WHAT YOU SHOULD DO - Excluding images, repeat the data exactly as given.

Recorded data
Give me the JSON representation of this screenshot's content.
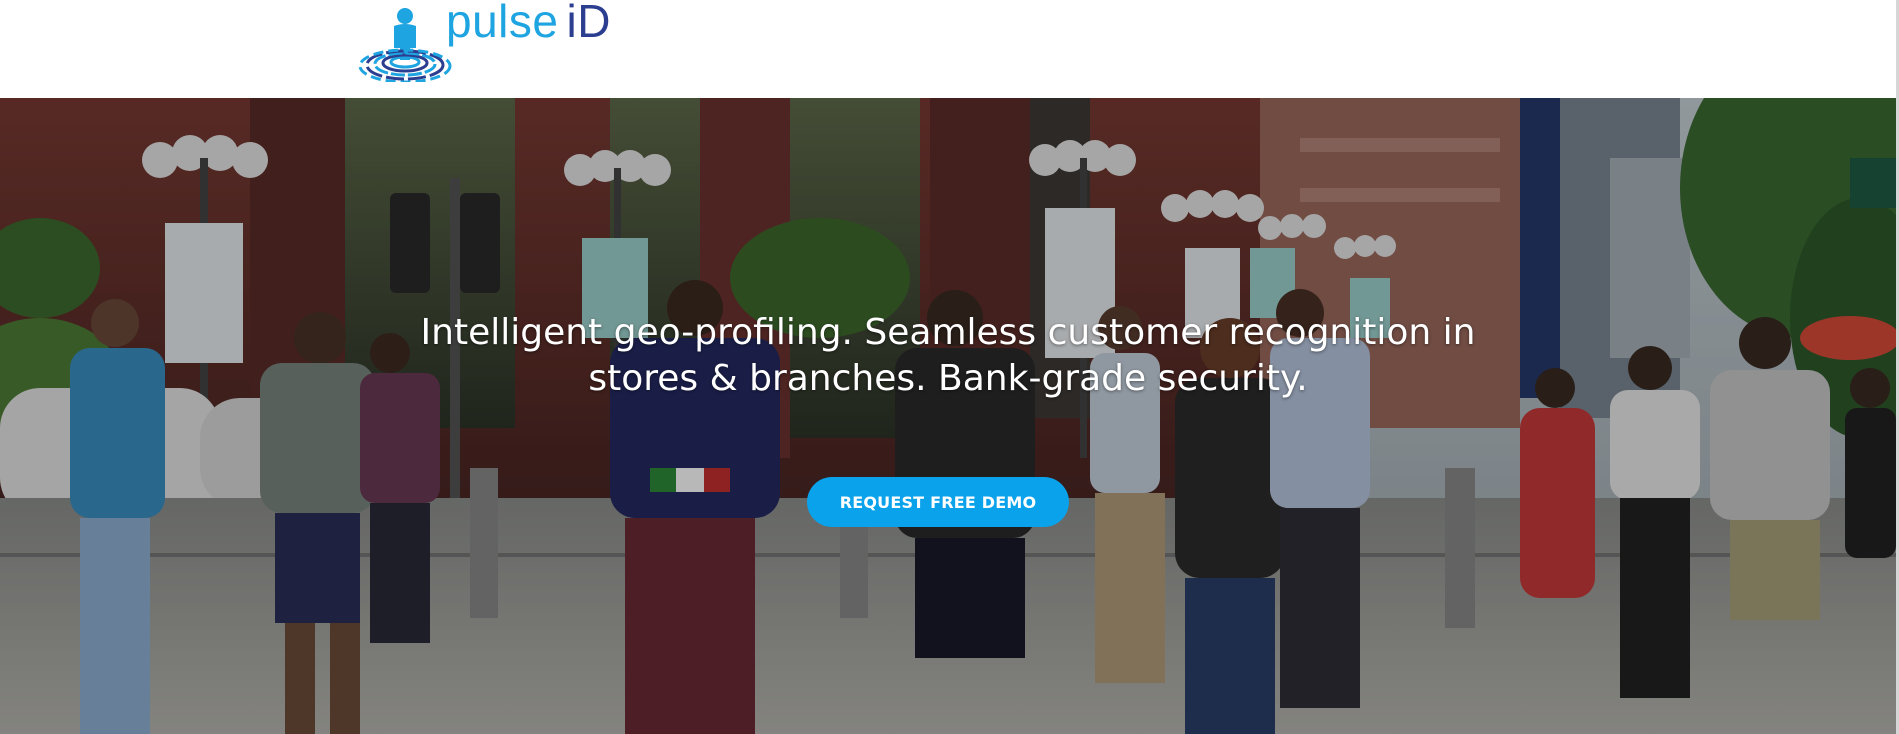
{
  "header": {
    "logo": {
      "word_1": "pulse",
      "word_2": "iD",
      "icon": "person-fingerprint-icon",
      "color_primary": "#1ea4e0",
      "color_secondary": "#2b3e8f"
    }
  },
  "hero": {
    "background": "busy-city-street-photo",
    "title": "Intelligent geo-profiling. Seamless customer recognition in stores & branches. Bank-grade security.",
    "cta_label": "REQUEST FREE DEMO",
    "cta_color": "#0aa2ea"
  }
}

TASK OUTPUT -
Give me the JSON representation of this screenshot's content.
{
  "header": {
    "logo": {
      "word_1": "pulse",
      "word_2": "iD",
      "icon": "person-fingerprint-icon",
      "color_primary": "#1ea4e0",
      "color_secondary": "#2b3e8f"
    }
  },
  "hero": {
    "background": "busy-city-street-photo",
    "title": "Intelligent geo-profiling. Seamless customer recognition in stores & branches. Bank-grade security.",
    "cta_label": "REQUEST FREE DEMO",
    "cta_color": "#0aa2ea"
  }
}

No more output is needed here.